You don’t have to be in ministry for very long before overwhelm creeps in. Post-its, emails, phone notes, and your mind’s eye are just a few of the ways you’re attempting to retain information and develop ideas. Add in the people who stop you in the lobby after church and your family’s weekly schedule and you aren’t sure if you’re coming or going. You resonate with the phrase “brain fried” all too often. Organizing your mind may sound daunting, but it doesn’t have to be. Consider taking the time for a brain dump.
What is a brain dump?
A brain dump is simply the act of noting down all the thoughts and ideas in one’s head.
Why do a brain dump?
If you don’t write it down, you just won’t remember it. Plain and simple. But more than that, when you get your thoughts and ideas on paper or on screen, you see the bigger picture. When you clear out space in your mind it frees you to focus on the items that matter most.
How should you do a brain dump?
A brain dump doesn’t have to be complicated. Simply:
- Choose your bucket. Where are you going to collect your thoughts? This will look different for everyone. My weapon of choice is a giant whiteboard, give me two and I can change the world. You might take pen to paper or keep a note on your phone. Whichever you choose, just be sure you can see all your thoughts together.
- Set a timer.

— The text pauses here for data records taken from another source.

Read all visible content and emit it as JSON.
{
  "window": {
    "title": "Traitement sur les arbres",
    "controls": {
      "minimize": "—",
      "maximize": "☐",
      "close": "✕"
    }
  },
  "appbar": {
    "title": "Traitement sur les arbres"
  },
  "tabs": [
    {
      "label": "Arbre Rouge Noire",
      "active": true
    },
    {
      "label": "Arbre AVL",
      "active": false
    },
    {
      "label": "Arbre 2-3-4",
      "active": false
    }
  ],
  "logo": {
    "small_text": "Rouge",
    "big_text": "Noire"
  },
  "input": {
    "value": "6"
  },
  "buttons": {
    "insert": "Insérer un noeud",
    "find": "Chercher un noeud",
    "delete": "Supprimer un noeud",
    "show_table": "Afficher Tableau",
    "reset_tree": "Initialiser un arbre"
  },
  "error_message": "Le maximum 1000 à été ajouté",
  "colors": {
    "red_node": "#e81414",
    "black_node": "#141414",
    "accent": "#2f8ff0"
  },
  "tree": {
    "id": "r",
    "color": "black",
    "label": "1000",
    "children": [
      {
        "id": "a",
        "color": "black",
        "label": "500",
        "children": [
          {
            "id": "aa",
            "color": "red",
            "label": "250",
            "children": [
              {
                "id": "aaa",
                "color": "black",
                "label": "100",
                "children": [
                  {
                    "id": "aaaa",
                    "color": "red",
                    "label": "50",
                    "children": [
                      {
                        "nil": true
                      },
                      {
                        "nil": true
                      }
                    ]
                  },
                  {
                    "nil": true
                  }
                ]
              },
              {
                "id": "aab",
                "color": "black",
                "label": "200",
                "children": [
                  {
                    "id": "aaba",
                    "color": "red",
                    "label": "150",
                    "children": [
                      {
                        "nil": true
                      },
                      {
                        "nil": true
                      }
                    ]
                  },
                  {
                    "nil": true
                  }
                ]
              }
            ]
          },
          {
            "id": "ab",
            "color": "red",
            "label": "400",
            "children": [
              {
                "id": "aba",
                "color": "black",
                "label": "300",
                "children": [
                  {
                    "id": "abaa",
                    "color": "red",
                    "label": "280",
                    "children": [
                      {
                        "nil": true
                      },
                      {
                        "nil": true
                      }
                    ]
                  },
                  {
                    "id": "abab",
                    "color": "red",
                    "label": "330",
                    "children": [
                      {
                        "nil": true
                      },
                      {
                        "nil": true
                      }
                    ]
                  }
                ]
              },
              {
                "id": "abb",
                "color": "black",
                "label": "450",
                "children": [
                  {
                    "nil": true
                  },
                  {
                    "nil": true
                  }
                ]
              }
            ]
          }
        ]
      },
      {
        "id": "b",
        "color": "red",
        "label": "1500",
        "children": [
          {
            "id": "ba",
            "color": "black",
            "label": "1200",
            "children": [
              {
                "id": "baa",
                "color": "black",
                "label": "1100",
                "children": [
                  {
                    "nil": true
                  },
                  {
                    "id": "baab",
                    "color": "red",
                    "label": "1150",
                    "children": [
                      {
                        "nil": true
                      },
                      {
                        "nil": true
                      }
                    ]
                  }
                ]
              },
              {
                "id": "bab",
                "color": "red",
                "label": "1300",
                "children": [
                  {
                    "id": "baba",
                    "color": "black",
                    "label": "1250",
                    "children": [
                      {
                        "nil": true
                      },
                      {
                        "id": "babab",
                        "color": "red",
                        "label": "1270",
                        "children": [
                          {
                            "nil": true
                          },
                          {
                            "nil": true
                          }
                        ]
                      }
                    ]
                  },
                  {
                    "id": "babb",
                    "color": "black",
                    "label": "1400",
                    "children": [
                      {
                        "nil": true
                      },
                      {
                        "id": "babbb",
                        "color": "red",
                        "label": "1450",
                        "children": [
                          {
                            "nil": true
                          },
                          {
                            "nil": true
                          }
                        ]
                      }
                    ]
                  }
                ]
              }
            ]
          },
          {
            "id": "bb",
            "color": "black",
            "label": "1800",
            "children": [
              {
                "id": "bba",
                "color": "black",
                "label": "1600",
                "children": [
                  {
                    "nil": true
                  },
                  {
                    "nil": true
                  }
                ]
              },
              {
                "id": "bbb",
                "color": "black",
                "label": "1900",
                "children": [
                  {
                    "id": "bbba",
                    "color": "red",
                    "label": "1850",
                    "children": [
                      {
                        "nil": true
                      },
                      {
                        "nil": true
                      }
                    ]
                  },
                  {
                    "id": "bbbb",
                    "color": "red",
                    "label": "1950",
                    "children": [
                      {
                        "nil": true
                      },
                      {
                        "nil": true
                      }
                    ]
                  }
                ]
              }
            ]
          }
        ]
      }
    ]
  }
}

Decide ahead of time that you are going to take 5 minutes, 15 minutes, an hour to just get all of your thoughts out.
- Don’t over think it. Literally dump out your thoughts in any order that they come out. Don’t worry about organizing anything into categories. You will be amazed at how much relief comes from getting thoughts out of your brain and onto paper.
- Walk away. Once you get all of your thoughts out. Take a break.
- Prioritize. Now that all your thoughts are on paper, take time to flag the items that need immediate attention, scale them down until you have a plan and categorize.
When should you do a brain dump?
You might benefit from doing a mini brain dump every morning when you arrive at the office to clear your mind and organize your day. Or it might serve you better to do a monthly or quarterly brain dump. As an administrative assistant to a Senior Pastor, I find that doing a weekly brain dump keeps communication lines open and expectations clear. The frequency of a brain dump is up to you. Here are a few instances that could warrant a brain dump:
- When you’re planning your day
- When you feel like you have a lot on your plate
- When your schedule is packed
- When you feel motivated
- When you’re planning a new year
- When you’re planning an event
- When you’re creating a budget
- After you’ve dropped the ball
- When you feel unorganized
- When you become avoidant of tasks
- When you learn something new
- When you hire someone new
Our brains are incredible machines. A heavy load on any machine will weigh it down. The Bible tells us to let all things be done decently and in order (I Corinthians 14:40). Take 5 minutes or more this weekend to give a brain dump a try. It could boost your productivity, lower your stress, and help you be a better steward of the ministry God has given you.